What was it like coming of age in a champagne house? 'I am the fifth generation owner of Pol Roger and I have been surrounded by champagne since the age of 16. My career started as a salesman liaising with our English and French distributors and I was later sent to the wineries of California to gain work experience. After that I attended university before taking over the business side of the operation. The champagne business can be very nice, very glamorous. But there are two distinct aspects to my job: the production side and the glitzy events we stage to promote the product. I might spend one day with a thousand people, including royalty, and the next will be a cosy media lunch. I also spend a lot of time at the vineyard talking to our growers. It is a duty but I enjoy it very much. My children - two sons and a daughter - are being given the freedom to choose their own career paths. My eldest son is studying acting in Paris. My daughter wants to be a journalist. They can always come back to the family business if they want. My second son is the only one who has shown an interest in becoming a winemaker. Being the only son in my generation, it was difficult to turn my back on the business.'
How do you keep your business on trend with the well-educated, younger wine drinker? 'They are the future connoisseurs. They need to realise the quality and value of Pol Roger. Education comes with understanding of wine prices - why they are expensive or cheap. We do lots of tastings in Europe. I travel extensively every year to conduct tastings and to educate future drinkers to appreciate our champagne.'
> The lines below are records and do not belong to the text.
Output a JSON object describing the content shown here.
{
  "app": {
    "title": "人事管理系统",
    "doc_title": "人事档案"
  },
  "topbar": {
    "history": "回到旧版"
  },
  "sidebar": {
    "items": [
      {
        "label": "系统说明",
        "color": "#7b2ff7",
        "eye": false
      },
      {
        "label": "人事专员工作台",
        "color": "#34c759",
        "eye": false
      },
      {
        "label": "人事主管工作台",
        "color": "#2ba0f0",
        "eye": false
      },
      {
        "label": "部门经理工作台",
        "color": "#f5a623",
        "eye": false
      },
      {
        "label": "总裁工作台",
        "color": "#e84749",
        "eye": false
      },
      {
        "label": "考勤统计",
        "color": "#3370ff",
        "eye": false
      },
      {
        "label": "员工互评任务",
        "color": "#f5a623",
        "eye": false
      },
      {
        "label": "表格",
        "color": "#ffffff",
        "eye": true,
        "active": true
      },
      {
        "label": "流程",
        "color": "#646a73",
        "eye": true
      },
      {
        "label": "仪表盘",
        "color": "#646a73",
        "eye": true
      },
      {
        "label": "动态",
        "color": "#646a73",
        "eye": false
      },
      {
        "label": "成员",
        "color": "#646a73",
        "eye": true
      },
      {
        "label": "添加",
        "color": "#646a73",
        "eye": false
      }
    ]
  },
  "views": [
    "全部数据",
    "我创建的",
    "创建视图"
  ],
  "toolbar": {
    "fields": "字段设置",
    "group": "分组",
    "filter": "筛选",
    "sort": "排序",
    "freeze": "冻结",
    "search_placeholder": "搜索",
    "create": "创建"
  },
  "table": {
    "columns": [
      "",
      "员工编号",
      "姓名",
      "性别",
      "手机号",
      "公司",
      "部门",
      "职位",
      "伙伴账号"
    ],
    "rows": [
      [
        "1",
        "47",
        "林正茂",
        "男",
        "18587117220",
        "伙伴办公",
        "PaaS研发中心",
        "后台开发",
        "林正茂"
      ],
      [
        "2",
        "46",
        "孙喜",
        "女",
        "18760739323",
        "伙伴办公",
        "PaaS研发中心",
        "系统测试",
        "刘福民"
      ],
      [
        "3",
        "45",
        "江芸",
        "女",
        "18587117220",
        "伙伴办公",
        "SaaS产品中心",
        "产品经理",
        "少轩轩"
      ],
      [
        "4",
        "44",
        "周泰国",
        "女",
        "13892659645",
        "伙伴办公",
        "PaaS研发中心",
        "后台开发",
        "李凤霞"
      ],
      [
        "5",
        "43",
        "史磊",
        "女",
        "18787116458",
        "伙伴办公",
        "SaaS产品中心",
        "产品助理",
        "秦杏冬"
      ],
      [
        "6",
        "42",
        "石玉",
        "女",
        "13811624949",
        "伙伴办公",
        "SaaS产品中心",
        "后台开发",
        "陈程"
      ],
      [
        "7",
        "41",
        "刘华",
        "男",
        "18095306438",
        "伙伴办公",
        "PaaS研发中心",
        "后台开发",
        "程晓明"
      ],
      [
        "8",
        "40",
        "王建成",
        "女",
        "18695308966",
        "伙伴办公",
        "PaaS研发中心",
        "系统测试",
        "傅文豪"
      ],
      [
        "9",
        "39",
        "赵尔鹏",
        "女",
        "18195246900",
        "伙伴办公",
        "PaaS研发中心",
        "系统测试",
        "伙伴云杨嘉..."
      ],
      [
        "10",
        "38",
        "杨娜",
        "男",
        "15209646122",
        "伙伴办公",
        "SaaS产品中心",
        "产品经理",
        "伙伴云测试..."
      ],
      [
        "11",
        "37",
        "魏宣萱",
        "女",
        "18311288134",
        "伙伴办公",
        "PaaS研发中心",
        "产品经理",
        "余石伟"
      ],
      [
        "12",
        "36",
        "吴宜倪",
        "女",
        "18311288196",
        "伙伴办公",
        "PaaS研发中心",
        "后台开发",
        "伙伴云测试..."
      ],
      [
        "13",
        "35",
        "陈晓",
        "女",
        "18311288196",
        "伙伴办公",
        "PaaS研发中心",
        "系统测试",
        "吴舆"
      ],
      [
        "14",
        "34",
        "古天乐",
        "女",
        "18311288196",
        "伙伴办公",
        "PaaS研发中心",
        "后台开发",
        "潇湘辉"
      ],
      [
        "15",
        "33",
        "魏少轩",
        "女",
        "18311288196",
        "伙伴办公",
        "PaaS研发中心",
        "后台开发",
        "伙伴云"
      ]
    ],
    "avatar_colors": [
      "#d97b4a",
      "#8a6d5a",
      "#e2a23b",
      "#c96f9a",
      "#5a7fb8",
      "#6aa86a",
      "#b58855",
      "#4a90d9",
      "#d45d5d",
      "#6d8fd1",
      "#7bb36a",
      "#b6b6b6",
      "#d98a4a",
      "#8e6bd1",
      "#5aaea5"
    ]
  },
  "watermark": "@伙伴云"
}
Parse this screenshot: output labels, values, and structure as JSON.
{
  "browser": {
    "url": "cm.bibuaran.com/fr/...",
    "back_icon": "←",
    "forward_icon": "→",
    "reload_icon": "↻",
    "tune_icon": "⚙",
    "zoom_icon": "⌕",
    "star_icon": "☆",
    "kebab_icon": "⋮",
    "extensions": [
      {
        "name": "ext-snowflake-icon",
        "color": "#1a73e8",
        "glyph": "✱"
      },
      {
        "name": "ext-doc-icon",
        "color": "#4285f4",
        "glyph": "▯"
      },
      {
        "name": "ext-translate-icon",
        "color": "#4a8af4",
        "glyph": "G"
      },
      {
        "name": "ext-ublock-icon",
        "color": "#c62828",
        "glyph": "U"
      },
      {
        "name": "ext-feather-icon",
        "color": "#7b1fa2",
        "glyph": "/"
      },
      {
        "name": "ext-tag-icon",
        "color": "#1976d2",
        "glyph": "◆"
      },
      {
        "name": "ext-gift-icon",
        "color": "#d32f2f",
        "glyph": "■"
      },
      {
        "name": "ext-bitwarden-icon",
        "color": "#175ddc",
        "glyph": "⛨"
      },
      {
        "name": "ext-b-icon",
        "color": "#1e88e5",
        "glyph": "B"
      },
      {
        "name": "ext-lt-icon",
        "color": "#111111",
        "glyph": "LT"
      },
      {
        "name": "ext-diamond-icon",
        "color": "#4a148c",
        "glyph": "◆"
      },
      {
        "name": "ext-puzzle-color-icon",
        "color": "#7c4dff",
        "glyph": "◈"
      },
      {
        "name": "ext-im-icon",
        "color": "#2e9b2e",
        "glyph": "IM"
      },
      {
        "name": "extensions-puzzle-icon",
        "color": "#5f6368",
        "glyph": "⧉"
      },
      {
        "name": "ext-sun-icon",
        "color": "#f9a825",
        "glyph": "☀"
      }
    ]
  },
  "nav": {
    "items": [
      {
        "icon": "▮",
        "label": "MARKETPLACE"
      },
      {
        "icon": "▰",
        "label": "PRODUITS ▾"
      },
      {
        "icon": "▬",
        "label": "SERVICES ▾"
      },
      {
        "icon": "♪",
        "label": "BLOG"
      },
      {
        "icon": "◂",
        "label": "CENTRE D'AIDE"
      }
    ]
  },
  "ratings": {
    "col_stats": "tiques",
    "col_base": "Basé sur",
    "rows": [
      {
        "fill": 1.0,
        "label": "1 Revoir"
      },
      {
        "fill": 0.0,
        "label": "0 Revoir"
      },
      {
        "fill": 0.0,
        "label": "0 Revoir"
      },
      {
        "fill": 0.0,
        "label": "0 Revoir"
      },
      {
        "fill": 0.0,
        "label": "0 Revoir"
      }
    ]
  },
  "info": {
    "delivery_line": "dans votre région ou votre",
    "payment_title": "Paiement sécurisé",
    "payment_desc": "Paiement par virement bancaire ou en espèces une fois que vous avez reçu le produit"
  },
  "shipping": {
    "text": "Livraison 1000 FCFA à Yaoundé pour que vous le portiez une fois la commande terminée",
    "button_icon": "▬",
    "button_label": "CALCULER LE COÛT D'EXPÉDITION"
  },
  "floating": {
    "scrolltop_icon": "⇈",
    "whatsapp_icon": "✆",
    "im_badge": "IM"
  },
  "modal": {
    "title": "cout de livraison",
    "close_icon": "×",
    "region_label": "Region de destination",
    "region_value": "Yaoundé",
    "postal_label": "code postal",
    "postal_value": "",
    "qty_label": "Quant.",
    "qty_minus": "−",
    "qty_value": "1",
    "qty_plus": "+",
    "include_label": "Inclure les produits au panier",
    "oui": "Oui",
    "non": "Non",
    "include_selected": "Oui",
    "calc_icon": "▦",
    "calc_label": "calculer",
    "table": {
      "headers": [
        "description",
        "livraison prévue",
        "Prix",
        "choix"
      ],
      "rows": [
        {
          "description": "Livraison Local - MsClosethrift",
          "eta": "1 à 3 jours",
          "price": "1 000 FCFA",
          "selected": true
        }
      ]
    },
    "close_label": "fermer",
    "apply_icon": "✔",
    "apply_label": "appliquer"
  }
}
Why have you named one of your vintages in honour of former British prime minister Winston Churchill?'Our champagne has always been well received in Britain. In fact, Pol Roger was selected as the exclusive champagne to be served at last year's royal wedding banquets. Winston Churchill enjoyed a great friendship with my ancestors - he was just 30 years old when he became friends with our family. He was very fond of Pol Roger but at that time he was still largely unknown to the public. There was never any business contract between Churchill and our family, but he continued to help us promote our product after the second world war, and accepted the fact that we traded on his good name. So our signature champagne - Cuv?e Sir Winston Churchill - was launched in 1984 to honour him. My father still meets with his daughter in London for lunch once or twice a year. It is a pure friendship, and we remain great family friends.'
Is champagne more popular with women than with men? 'That is certainly the case in Japan, where women can't get enough of it. Japan is the only place where I conduct consumer lunches and the majority of attendees are female. Asian women enjoy drinking champagne more than Asian men. However, it is less obvious in the United States and Europe, where rose is the recognised 'female wine'. In France, sales of rose have increased many fold as more and more women develop a taste for it.'
Do you have plans to enter the Chinese market? 'Pol Roger is not sold in supermarkets, so it will take a long time for our champagne business to gain a share. In most big cities of the world, champagne by the glass is readily available in restaurants, but in Asia, this practice is not as popular and all those small cities are very hard to reach. We are connecting with female wine lovers to let them learn more about Pol Roger and when this happens, business will definitely grow. Hong Kong and Japan are our most mature markets. We are developing the brand in Taipei and South Korea, because, at the moment, they are more important to us than the mainland.'